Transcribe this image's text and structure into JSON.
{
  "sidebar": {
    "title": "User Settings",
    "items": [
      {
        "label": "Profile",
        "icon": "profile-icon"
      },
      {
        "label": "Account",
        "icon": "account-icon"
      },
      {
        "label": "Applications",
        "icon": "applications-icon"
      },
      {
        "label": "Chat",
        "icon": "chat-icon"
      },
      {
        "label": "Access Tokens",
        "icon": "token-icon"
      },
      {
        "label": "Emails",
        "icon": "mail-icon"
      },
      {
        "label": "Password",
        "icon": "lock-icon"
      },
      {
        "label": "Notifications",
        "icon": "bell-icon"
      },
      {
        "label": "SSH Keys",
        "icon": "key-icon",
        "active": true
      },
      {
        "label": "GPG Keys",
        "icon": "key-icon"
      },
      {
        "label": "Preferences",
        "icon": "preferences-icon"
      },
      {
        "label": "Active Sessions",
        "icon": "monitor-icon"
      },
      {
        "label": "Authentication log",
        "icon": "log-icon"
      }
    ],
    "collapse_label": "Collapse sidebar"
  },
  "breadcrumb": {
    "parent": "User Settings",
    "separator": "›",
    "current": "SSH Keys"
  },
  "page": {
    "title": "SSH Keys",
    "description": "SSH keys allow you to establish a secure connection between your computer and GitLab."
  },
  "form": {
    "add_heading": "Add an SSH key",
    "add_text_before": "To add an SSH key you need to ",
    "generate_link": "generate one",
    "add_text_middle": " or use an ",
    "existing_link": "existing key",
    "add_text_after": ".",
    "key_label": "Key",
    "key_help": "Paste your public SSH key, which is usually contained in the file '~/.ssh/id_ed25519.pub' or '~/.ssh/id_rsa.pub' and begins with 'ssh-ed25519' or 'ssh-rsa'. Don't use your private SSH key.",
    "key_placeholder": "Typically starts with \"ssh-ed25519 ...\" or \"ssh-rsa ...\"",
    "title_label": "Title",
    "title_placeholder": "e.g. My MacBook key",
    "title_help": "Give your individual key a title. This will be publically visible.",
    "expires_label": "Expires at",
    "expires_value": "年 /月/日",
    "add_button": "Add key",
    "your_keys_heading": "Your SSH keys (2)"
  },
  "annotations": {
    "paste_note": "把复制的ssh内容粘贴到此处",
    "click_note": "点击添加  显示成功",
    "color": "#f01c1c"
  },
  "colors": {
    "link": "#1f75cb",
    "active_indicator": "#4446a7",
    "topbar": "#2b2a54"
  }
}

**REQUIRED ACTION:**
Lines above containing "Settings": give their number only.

**EXERCISE RESPONSE:**
2